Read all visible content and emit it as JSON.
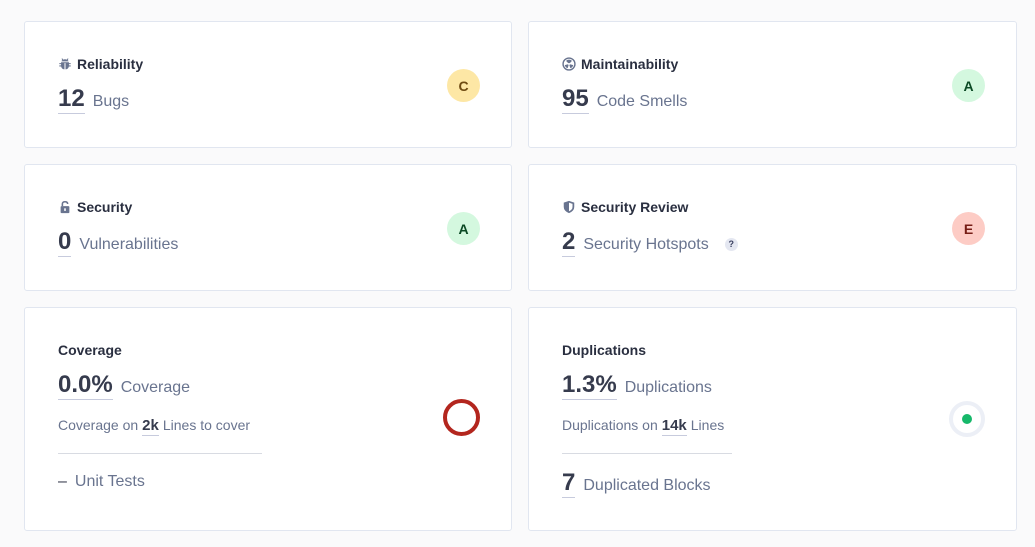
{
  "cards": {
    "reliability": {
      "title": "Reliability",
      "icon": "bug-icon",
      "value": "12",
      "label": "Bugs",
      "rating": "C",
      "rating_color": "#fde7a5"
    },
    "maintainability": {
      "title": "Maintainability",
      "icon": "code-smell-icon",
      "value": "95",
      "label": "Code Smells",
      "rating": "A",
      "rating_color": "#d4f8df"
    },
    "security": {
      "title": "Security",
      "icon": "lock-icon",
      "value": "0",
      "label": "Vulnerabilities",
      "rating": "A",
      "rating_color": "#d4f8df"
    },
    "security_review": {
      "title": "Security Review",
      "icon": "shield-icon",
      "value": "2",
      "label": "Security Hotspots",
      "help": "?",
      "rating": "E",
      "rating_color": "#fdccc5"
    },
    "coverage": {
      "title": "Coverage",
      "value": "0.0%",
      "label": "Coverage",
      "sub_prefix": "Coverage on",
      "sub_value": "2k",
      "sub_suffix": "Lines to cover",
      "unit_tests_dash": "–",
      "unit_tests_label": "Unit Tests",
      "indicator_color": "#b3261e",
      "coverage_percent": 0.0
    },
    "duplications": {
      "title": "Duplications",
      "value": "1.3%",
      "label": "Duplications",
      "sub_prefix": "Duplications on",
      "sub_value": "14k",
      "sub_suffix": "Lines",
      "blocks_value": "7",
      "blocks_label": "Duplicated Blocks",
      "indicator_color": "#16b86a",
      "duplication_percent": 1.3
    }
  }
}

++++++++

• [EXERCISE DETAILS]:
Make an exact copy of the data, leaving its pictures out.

• [EXERCISE OUTPUT]:
Read all visible content and emit it as JSON.
{
  "cards": {
    "reliability": {
      "title": "Reliability",
      "icon": "bug-icon",
      "value": "12",
      "label": "Bugs",
      "rating": "C",
      "rating_color": "#fde7a5"
    },
    "maintainability": {
      "title": "Maintainability",
      "icon": "code-smell-icon",
      "value": "95",
      "label": "Code Smells",
      "rating": "A",
      "rating_color": "#d4f8df"
    },
    "security": {
      "title": "Security",
      "icon": "lock-icon",
      "value": "0",
      "label": "Vulnerabilities",
      "rating": "A",
      "rating_color": "#d4f8df"
    },
    "security_review": {
      "title": "Security Review",
      "icon": "shield-icon",
      "value": "2",
      "label": "Security Hotspots",
      "help": "?",
      "rating": "E",
      "rating_color": "#fdccc5"
    },
    "coverage": {
      "title": "Coverage",
      "value": "0.0%",
      "label": "Coverage",
      "sub_prefix": "Coverage on",
      "sub_value": "2k",
      "sub_suffix": "Lines to cover",
      "unit_tests_dash": "–",
      "unit_tests_label": "Unit Tests",
      "indicator_color": "#b3261e",
      "coverage_percent": 0.0
    },
    "duplications": {
      "title": "Duplications",
      "value": "1.3%",
      "label": "Duplications",
      "sub_prefix": "Duplications on",
      "sub_value": "14k",
      "sub_suffix": "Lines",
      "blocks_value": "7",
      "blocks_label": "Duplicated Blocks",
      "indicator_color": "#16b86a",
      "duplication_percent": 1.3
    }
  }
}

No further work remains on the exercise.